Children are people, like you and me. They are less developed, so they lack knowledge, wisdom, and foresight, but nevertheless they make value judgments for themselves. If a child has few things, like my wife growing up, she’s likely to place a higher value on what she has. If a child has many things, like our children, she is likely to place a lower value on what she has. These conclusions are easily proven by observing children across the worldwide spectrum of wealth. It’s completely rational for children with an abundance of stuff to value that stuff less than children with a scarcity of stuff.
So What to Do?
So what can my wife do? Well, she could make sure her children valued their things by making sure that they have less things. At this point in their lives, however, that’s likely to create resentment and prove destructive to her relationship with them. That’s probably not a wise thing to do for someone interested in building rather than destroying her relationship with her children. While she doesn’t need to take away anything they currently have, she could over time scale back the amount of things she (or rather, we) gives them in lieu of them buying it themselves. That seems more prudent. She could also decide not to worry about how much they value their stuff because the stuff is easily and cheaply sourced all around us. We are living in 21st Century America, not 20th Century Mexico. Whatever she decides, she’ll have my support, for I too am interested in both my relationship with my kids, and in seeing them protect and care for the things they have, whether I bought them or not.

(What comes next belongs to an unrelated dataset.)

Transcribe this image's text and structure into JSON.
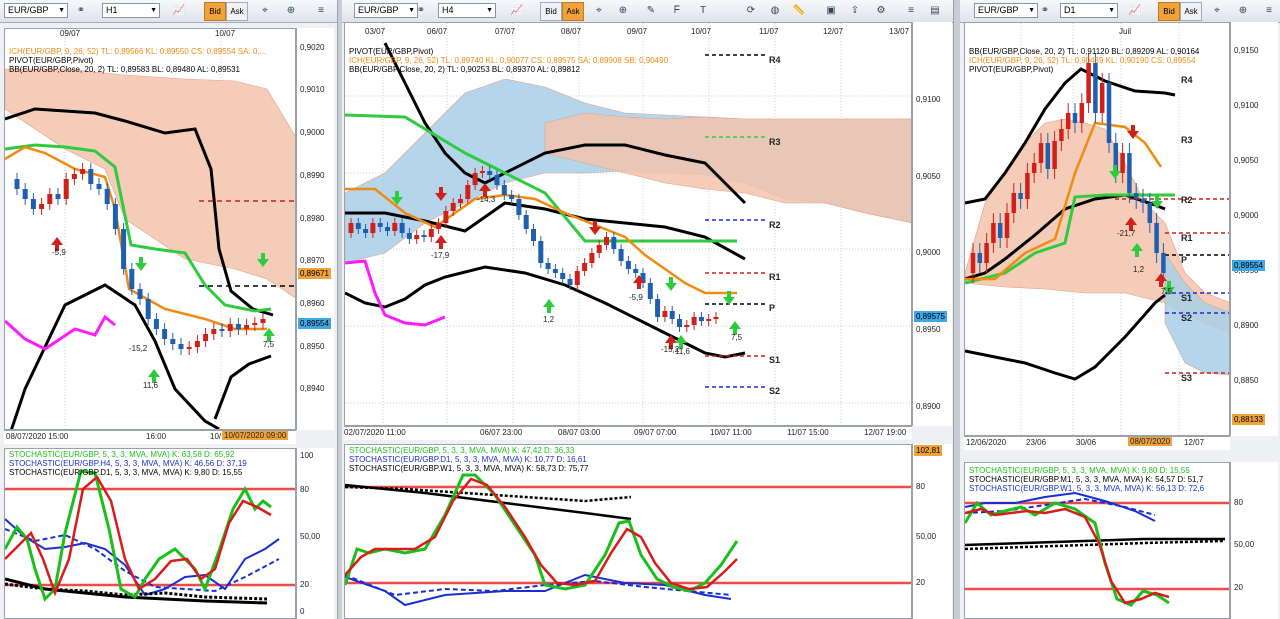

We have observed that what my children seem to value the most, is time with dad. My son is constantly asking me to wrestle or have a pillow fight. And my daughter always wants to sit on my lap when I’m home and play with my hands and face. They can’t seem to get enough of those sorts of things. As it stands, dad’s time is more scarce than mom’s time. They have her anytime they want, all day long. Once again, we see the rationality in their value judgments. Instead of nagging our children to value their things, we should be building a relationship with them that will naturally cause them to value the time we spend together. That, in my value judgment, is the better course of action.